"""

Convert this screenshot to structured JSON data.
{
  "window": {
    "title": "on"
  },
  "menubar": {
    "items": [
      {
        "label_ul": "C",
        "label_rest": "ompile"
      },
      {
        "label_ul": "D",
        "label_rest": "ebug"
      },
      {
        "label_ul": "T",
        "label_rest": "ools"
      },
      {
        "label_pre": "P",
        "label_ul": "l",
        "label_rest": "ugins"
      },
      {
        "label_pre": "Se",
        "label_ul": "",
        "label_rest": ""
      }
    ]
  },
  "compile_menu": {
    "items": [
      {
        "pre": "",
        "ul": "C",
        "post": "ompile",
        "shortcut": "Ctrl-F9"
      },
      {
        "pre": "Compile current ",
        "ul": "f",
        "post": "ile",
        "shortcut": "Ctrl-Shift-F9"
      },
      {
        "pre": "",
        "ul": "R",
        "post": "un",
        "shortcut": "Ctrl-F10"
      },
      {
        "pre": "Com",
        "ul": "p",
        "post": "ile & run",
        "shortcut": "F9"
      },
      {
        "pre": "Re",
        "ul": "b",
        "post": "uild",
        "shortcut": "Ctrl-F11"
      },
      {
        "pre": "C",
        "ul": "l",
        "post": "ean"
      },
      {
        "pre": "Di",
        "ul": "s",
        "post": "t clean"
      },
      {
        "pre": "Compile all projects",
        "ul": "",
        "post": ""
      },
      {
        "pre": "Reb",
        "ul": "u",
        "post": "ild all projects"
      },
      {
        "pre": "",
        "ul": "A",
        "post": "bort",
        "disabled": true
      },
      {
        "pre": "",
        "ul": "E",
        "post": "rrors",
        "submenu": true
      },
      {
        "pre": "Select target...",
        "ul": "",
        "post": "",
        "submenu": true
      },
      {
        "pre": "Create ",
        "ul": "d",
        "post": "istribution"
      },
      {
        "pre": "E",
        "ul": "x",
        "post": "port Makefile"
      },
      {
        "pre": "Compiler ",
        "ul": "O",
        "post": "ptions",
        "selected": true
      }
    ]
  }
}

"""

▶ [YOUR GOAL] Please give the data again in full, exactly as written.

▶ [WRITTEN SOLUTION]
Convert this screenshot to structured JSON data.
{
  "window": {
    "title": "on"
  },
  "menubar": {
    "items": [
      {
        "label_ul": "C",
        "label_rest": "ompile"
      },
      {
        "label_ul": "D",
        "label_rest": "ebug"
      },
      {
        "label_ul": "T",
        "label_rest": "ools"
      },
      {
        "label_pre": "P",
        "label_ul": "l",
        "label_rest": "ugins"
      },
      {
        "label_pre": "Se",
        "label_ul": "",
        "label_rest": ""
      }
    ]
  },
  "compile_menu": {
    "items": [
      {
        "pre": "",
        "ul": "C",
        "post": "ompile",
        "shortcut": "Ctrl-F9"
      },
      {
        "pre": "Compile current ",
        "ul": "f",
        "post": "ile",
        "shortcut": "Ctrl-Shift-F9"
      },
      {
        "pre": "",
        "ul": "R",
        "post": "un",
        "shortcut": "Ctrl-F10"
      },
      {
        "pre": "Com",
        "ul": "p",
        "post": "ile & run",
        "shortcut": "F9"
      },
      {
        "pre": "Re",
        "ul": "b",
        "post": "uild",
        "shortcut": "Ctrl-F11"
      },
      {
        "pre": "C",
        "ul": "l",
        "post": "ean"
      },
      {
        "pre": "Di",
        "ul": "s",
        "post": "t clean"
      },
      {
        "pre": "Compile all projects",
        "ul": "",
        "post": ""
      },
      {
        "pre": "Reb",
        "ul": "u",
        "post": "ild all projects"
      },
      {
        "pre": "",
        "ul": "A",
        "post": "bort",
        "disabled": true
      },
      {
        "pre": "",
        "ul": "E",
        "post": "rrors",
        "submenu": true
      },
      {
        "pre": "Select target...",
        "ul": "",
        "post": "",
        "submenu": true
      },
      {
        "pre": "Create ",
        "ul": "d",
        "post": "istribution"
      },
      {
        "pre": "E",
        "ul": "x",
        "post": "port Makefile"
      },
      {
        "pre": "Compiler ",
        "ul": "O",
        "post": "ptions",
        "selected": true
      }
    ]
  }
}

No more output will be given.